- Some 89 percent of pineapples, 82 percent of kiwi, 80 percent of papayas, 88 percent of mango and 61 percent of cantaloupe had no residues.
- No single fruit sample from the Clean Fifteen™ tested positive for more than 4 types of pesticides.
- Detecting multiple pesticide residues is extremely rare on Clean Fifteen™ vegetables. Only 5.5 percent of Clean Fifteen samples had two or more pesticides.
Leafy greens – kale and collard greens – and hot peppers do not meet traditional Dirty Dozen™ ranking criteria but were frequently contaminated with insecticides that are toxic to the human nervous system. EWG recommends that people who eat a lot of these foods buy organic instead.
Genetically engineered crops
Most processed food typically contains one or more ingredients derived from genetically engineered crops. But GE food is not often found in the produce section of American supermarkets. A small percentage of zucchini, yellow squash and sweet corn on grocery store shelves is GE. Most Hawaiian papaya is GE.
All tested foods are listed below from worst to best (lower numbers = more pesticides)
- Sweet bell peppers
- Nectarines (imported to US)
- Cherry tomatoes
- Snap peas (imported to US)
- Hot peppers
- Blueberries (domestic US)
- Kale/Collard greens
- Necatrines (domestic US)
- Blueberries (imported to US)
- Green beans
- Winter squash
- Summer squash
- Snap peas (domestic US)

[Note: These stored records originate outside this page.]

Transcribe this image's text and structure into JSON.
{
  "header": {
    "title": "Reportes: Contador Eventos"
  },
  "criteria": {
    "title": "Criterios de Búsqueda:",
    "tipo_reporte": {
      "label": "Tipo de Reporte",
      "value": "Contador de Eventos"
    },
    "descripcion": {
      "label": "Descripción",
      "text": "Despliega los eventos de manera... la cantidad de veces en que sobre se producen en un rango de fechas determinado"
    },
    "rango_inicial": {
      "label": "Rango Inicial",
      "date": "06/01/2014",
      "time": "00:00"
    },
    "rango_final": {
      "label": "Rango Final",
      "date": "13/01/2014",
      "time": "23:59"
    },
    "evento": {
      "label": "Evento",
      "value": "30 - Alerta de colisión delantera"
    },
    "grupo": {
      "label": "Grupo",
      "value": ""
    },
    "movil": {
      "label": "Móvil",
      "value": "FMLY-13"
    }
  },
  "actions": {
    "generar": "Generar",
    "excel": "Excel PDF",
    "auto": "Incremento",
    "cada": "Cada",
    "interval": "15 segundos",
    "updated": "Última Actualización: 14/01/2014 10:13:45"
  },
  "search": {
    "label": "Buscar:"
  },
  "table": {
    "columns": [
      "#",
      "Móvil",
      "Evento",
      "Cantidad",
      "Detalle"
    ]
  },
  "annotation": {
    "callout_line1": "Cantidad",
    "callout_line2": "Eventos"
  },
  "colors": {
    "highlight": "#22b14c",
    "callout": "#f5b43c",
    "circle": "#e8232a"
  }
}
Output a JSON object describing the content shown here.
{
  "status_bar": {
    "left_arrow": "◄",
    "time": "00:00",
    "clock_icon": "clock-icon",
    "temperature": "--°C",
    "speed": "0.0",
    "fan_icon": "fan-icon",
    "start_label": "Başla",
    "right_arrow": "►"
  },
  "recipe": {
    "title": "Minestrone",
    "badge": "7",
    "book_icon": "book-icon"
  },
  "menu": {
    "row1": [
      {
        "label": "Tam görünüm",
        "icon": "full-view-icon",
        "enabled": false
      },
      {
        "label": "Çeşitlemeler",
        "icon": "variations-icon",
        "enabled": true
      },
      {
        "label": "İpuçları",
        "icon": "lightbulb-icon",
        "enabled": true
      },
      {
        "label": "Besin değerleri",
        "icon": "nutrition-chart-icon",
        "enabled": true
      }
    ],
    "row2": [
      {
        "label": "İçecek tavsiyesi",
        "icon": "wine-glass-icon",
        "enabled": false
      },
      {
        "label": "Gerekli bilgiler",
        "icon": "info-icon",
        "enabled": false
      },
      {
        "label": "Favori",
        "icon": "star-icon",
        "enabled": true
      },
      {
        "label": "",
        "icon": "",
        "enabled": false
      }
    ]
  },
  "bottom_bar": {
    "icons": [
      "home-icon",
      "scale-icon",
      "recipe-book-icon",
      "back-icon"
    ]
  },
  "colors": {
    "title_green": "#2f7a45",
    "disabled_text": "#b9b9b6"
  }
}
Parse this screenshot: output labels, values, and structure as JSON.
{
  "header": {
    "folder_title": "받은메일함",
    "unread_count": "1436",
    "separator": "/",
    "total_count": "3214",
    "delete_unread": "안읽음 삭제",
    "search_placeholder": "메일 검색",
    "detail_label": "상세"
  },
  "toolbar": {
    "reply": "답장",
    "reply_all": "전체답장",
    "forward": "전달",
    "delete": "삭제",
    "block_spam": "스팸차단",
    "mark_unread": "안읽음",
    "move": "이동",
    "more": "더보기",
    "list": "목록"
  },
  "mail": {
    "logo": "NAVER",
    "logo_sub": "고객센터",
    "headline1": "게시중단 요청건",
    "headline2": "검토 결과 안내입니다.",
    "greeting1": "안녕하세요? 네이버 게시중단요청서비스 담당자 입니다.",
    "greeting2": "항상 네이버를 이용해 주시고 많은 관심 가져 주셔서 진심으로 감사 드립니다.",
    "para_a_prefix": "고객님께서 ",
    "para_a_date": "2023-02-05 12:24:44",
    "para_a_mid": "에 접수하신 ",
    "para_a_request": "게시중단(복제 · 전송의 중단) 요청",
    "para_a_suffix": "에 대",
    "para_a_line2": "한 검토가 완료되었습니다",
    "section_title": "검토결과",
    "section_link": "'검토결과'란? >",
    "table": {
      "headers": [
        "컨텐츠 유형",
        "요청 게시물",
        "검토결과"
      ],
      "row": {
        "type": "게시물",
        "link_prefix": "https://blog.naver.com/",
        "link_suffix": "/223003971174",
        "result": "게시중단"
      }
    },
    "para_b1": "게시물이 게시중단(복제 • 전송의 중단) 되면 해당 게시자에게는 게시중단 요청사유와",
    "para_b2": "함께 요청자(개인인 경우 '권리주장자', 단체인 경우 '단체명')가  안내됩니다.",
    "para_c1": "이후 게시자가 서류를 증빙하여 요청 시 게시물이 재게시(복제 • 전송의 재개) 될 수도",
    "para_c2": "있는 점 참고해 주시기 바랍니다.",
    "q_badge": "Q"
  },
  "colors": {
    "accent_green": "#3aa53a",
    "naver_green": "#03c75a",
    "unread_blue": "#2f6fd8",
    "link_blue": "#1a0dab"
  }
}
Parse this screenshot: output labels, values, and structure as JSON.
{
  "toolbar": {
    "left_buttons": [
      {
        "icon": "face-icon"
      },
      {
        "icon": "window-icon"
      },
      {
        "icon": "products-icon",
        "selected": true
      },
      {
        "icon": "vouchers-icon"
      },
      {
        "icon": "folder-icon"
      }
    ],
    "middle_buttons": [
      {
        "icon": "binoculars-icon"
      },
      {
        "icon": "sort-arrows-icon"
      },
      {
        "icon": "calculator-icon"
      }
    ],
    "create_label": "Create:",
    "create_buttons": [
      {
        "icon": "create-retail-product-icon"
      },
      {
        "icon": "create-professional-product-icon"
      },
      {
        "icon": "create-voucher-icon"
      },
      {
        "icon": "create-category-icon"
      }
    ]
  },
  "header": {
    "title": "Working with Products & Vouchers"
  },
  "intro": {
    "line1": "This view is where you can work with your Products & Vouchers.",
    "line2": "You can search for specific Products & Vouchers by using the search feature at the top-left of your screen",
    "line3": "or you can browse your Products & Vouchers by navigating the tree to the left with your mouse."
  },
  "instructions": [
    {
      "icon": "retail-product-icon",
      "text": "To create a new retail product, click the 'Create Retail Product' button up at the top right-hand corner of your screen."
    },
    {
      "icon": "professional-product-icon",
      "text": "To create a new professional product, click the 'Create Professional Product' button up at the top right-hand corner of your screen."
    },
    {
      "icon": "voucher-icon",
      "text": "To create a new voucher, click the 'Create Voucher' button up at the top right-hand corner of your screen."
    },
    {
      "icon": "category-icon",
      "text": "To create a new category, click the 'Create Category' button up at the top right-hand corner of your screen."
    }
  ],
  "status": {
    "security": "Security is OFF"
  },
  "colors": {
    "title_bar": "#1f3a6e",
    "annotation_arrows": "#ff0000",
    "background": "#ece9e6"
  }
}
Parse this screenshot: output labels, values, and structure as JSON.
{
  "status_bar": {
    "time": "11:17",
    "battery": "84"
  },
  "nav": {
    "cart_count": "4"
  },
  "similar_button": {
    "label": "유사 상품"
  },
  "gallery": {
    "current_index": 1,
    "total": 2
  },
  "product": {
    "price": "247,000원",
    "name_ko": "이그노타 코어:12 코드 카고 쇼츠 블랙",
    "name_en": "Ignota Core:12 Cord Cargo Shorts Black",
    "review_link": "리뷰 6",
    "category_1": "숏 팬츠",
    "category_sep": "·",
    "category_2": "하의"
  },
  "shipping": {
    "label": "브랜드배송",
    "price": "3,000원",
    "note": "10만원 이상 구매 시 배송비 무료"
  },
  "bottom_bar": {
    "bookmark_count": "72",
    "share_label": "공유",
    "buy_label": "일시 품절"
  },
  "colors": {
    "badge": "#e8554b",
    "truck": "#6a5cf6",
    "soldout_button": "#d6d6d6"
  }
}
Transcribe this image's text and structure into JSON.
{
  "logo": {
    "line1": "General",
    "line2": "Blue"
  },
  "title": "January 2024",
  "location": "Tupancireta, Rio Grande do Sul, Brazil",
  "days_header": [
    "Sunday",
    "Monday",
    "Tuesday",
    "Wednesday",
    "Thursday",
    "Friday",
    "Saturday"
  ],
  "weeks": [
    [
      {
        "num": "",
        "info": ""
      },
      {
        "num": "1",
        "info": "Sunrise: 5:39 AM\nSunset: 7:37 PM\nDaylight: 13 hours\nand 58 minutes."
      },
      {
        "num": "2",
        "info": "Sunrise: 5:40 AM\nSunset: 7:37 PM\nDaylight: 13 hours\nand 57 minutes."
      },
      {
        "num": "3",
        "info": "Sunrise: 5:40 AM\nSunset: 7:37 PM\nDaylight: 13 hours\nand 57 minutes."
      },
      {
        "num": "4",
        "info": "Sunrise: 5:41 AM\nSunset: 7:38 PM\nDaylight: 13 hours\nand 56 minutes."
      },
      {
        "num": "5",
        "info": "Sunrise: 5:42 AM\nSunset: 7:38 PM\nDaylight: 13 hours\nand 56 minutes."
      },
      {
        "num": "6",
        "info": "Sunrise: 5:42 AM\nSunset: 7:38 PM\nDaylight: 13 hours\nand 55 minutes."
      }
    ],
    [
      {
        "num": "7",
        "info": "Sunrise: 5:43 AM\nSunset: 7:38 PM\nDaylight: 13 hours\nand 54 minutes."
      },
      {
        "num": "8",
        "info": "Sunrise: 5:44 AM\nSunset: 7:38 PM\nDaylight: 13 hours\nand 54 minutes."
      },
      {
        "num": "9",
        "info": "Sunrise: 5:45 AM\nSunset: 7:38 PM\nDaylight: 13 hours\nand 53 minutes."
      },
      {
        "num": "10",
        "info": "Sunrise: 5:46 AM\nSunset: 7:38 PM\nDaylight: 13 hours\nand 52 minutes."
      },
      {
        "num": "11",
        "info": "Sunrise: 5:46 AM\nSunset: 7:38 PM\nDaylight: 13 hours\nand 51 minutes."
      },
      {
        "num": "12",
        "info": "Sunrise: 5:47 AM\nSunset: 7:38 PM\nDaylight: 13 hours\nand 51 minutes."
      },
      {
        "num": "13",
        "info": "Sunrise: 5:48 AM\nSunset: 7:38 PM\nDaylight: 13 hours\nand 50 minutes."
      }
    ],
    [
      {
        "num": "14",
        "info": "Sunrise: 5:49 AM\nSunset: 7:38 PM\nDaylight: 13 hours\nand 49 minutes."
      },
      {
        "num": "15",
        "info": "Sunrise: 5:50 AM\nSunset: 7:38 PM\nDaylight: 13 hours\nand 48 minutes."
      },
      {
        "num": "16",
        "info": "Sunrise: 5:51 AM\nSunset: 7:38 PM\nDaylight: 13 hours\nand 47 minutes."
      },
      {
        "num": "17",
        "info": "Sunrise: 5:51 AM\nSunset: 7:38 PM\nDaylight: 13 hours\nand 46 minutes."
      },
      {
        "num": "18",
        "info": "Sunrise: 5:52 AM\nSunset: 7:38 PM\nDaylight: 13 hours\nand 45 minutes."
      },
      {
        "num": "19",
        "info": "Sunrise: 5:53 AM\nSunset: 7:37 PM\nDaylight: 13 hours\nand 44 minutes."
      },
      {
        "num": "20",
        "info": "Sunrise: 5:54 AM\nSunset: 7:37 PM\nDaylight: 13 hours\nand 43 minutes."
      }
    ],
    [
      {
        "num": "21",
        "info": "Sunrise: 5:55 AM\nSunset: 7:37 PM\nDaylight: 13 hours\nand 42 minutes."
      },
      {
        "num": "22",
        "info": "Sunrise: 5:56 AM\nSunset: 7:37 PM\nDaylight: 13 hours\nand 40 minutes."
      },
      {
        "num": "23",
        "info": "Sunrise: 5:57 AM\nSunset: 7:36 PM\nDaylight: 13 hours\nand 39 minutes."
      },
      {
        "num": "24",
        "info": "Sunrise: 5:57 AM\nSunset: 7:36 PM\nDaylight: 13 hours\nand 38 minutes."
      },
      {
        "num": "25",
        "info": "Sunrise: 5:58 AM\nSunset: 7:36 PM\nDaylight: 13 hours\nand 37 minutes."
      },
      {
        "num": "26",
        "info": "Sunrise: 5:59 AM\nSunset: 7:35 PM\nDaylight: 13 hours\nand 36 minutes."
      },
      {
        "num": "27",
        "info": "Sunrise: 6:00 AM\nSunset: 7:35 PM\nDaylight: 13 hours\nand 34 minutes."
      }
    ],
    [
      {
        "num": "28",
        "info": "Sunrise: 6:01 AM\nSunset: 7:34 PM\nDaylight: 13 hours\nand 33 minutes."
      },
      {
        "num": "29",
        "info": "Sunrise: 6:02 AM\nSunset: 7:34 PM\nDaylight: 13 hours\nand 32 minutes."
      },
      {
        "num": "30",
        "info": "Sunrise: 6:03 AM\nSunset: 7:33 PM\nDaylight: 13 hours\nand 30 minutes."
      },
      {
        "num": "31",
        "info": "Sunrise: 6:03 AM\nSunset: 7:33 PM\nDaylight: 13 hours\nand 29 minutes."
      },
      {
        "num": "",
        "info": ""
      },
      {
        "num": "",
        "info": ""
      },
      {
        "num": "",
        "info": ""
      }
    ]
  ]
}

- Green onions
- Honeydew melons
- Sweet potatoes
- Sweet peas (frozen)
- Sweet corn
By Nele Liivlaid (Nutriplanet)